Bipartisan Statement on Funding Democracy and Accountable Governance
CSIS and CAP released a bipartisan statement of principles to emphasize the role of the United States in supporting democratic reforms and inclusive societies abroad as a central pillar of our national security strategy.
Why Promoting Democracy is Smart and Right
A freer and more democratic world helps create a virtuous circle of improved security, stronger economic growth, and durable alliances—all of which better serve the long-term interests of the United States. Accountable, effective, and democratic governments make better and more reliable trading partners and provide the cornerstones of international stability. Given their modest scale and numerous benefits, America’s official investments in promoting democracy and governance abroad deserve to be sustained even as we deal with very real budget challenges in this current era of fiscal austerity.
Because of their benefits to and strong reflection of America’s longest-standing values, international democracy and governance programs have historically enjoyed bipartisan support. In the past decade, however, this support has undergone strain in the wake of the war in Iraq. Given the recent democratic openings in the Middle East, Africa, and Southeast Asia, however, we are again reminded of the value of people-driven programs to assist civil society and accountable governance. Assistance from the United States and others in the international community is an important tool in helping countries to achieve their own aspirations for more representative governance.
As Nobel Prize-winning economist Amartya Sen and others have noted, economic and political freedoms are mutually reinforcing, and broader democratic promotion can have a powerful effect in making overall development efforts more effective. A number of important studies further substantiate the central importance of political freedom and good governance in promoting long-term economic prosperity while advancing U.S. priorities.
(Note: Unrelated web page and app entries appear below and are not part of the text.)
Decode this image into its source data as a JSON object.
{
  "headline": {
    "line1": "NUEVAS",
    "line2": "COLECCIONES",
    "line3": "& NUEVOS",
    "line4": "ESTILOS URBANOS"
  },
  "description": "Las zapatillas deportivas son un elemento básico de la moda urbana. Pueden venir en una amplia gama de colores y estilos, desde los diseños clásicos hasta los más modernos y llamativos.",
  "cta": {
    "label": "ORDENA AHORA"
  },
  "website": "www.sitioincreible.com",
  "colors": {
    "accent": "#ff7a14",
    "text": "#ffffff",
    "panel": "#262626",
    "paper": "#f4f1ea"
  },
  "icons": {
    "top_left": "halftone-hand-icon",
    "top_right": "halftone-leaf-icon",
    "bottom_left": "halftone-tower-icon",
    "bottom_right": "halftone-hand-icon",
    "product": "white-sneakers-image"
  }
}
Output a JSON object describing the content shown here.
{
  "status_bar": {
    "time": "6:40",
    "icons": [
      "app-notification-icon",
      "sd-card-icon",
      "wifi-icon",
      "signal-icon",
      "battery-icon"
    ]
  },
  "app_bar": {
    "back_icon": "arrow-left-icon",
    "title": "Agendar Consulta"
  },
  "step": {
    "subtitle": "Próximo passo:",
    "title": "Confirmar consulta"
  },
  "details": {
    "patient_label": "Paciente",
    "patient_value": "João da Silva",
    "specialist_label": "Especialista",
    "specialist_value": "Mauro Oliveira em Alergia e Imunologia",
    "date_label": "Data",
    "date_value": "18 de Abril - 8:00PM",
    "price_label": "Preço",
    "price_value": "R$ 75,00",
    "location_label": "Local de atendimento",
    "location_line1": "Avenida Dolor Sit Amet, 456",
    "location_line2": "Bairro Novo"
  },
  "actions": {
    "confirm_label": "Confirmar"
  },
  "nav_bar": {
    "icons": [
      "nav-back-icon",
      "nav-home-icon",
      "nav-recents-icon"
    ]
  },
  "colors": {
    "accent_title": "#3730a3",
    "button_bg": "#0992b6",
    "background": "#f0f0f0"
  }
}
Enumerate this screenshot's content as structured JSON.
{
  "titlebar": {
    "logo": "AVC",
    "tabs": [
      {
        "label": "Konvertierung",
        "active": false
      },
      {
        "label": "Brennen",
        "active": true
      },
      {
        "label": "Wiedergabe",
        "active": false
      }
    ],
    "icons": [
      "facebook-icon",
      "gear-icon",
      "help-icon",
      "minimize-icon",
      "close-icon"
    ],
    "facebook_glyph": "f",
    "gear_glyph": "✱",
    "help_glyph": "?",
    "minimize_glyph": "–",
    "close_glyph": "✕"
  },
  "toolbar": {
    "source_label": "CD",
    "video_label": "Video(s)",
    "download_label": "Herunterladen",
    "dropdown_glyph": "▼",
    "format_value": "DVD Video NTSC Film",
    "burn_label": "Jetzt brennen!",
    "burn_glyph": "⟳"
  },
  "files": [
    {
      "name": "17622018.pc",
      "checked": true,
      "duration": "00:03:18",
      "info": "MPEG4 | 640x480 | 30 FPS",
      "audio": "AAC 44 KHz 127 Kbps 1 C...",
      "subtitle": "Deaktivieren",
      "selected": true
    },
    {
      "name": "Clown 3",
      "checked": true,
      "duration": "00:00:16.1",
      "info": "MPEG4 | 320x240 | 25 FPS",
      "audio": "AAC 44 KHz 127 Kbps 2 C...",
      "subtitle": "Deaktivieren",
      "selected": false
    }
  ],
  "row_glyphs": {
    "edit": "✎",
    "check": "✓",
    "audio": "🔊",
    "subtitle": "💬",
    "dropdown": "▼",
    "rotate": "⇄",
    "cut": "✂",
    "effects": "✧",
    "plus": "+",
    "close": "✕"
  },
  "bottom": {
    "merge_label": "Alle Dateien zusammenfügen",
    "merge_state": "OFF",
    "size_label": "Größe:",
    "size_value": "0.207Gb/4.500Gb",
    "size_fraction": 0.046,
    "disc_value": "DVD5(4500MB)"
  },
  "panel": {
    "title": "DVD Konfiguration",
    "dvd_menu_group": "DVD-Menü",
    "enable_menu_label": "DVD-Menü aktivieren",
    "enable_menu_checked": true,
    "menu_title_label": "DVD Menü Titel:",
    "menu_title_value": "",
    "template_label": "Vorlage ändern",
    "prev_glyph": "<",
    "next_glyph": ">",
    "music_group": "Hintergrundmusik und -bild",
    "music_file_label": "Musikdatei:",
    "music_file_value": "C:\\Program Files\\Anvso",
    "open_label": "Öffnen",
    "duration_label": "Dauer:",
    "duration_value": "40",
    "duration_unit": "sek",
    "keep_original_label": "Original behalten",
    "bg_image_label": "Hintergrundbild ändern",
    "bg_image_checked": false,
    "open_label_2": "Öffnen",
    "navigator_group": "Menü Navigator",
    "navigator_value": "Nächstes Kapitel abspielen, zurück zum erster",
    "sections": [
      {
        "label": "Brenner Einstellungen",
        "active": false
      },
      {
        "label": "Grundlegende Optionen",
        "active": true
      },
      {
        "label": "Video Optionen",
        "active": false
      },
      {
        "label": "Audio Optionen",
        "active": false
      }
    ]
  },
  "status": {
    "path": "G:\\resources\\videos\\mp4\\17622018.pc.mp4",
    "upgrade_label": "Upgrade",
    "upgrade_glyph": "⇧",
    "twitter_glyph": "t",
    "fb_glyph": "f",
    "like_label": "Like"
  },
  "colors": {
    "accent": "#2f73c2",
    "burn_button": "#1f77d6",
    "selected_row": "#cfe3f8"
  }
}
A variety of countries are seeking to transition to democracy and are actively seeking America’s help to establish free media; attack corruption; manage public resources effectively; establish property rights; protect the rights of individuals, religious groups, and minorities; ensure the right to petition their elected officials; organize political campaigns; ensure free and fair elections; and establish think tanks. Other newer democracies are trying to deliver on the promise of democracy by governing justly and in ways that promote meaningful economic opportunities and growth. If they fail, the cause of democracy will be set back, and we will live in a darker world. Women, minority, and religious groups are seeking our help to ensure that their voices are heard. Finally, there are a number of countries that continue to repress their own citizens in ways that are almost unthinkable in the 21st century. We need to work with labor unions, church groups, civil society organizations, the private sector, dissident groups, and diasporas to ensure that positive change happens and that societies can create governments that are responsive, accountable, and respectful of human rights.
As we move forward under a second Obama administration, there is an opportunity to reincorporate democracy and governance into the development dialogue in a more central way, and we look forward to helping to do so. Promoting free and accountable governance is both morally and substantively imperative. We, the undersigned, fully support a responsible approach to America’s budget challenges that preserves our important and longstanding leadership in nurturing democracy around the globe. With continuing fiscal austerity all programs are at risk, but democracy and governance assistance should be protected in this process. These expenditures are not only good for the recipients, but they also support the American national interest as well.